→ PROVIDED DATA

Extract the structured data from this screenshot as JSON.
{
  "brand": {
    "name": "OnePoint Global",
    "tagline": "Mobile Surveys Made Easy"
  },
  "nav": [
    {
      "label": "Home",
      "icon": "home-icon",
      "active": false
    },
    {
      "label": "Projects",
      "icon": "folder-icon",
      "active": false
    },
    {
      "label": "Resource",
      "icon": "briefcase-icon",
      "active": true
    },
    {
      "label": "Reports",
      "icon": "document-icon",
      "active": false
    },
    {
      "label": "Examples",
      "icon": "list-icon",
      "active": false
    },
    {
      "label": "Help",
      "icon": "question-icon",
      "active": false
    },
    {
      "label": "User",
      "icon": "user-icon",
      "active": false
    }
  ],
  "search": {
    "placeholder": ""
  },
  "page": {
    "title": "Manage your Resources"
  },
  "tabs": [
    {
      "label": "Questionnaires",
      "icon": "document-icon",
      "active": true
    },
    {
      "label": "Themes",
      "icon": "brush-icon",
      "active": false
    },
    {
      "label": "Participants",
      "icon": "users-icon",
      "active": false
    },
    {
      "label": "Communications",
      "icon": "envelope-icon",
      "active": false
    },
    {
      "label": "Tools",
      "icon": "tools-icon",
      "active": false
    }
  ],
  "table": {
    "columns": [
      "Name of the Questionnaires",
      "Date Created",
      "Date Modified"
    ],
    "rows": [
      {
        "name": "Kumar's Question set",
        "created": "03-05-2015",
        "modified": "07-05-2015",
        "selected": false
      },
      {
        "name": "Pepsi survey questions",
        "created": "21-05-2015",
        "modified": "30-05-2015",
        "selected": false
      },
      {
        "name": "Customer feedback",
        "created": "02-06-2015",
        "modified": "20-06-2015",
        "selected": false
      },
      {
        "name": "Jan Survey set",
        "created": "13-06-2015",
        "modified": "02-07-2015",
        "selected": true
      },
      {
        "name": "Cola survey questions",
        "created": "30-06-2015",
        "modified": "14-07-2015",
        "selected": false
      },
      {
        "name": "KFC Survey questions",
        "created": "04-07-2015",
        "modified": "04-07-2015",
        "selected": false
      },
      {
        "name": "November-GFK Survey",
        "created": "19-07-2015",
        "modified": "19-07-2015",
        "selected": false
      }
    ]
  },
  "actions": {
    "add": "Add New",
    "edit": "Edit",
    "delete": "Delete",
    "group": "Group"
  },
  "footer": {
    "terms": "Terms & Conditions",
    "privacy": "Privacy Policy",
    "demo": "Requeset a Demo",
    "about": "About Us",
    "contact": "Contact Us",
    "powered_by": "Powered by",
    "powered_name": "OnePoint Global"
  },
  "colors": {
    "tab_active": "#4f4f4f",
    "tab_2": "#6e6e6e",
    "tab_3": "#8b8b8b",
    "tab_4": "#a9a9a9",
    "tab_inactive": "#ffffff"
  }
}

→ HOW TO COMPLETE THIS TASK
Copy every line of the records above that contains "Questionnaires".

→ WRITTEN ANSWER
      "label": "Questionnaires",
      "Name of the Questionnaires",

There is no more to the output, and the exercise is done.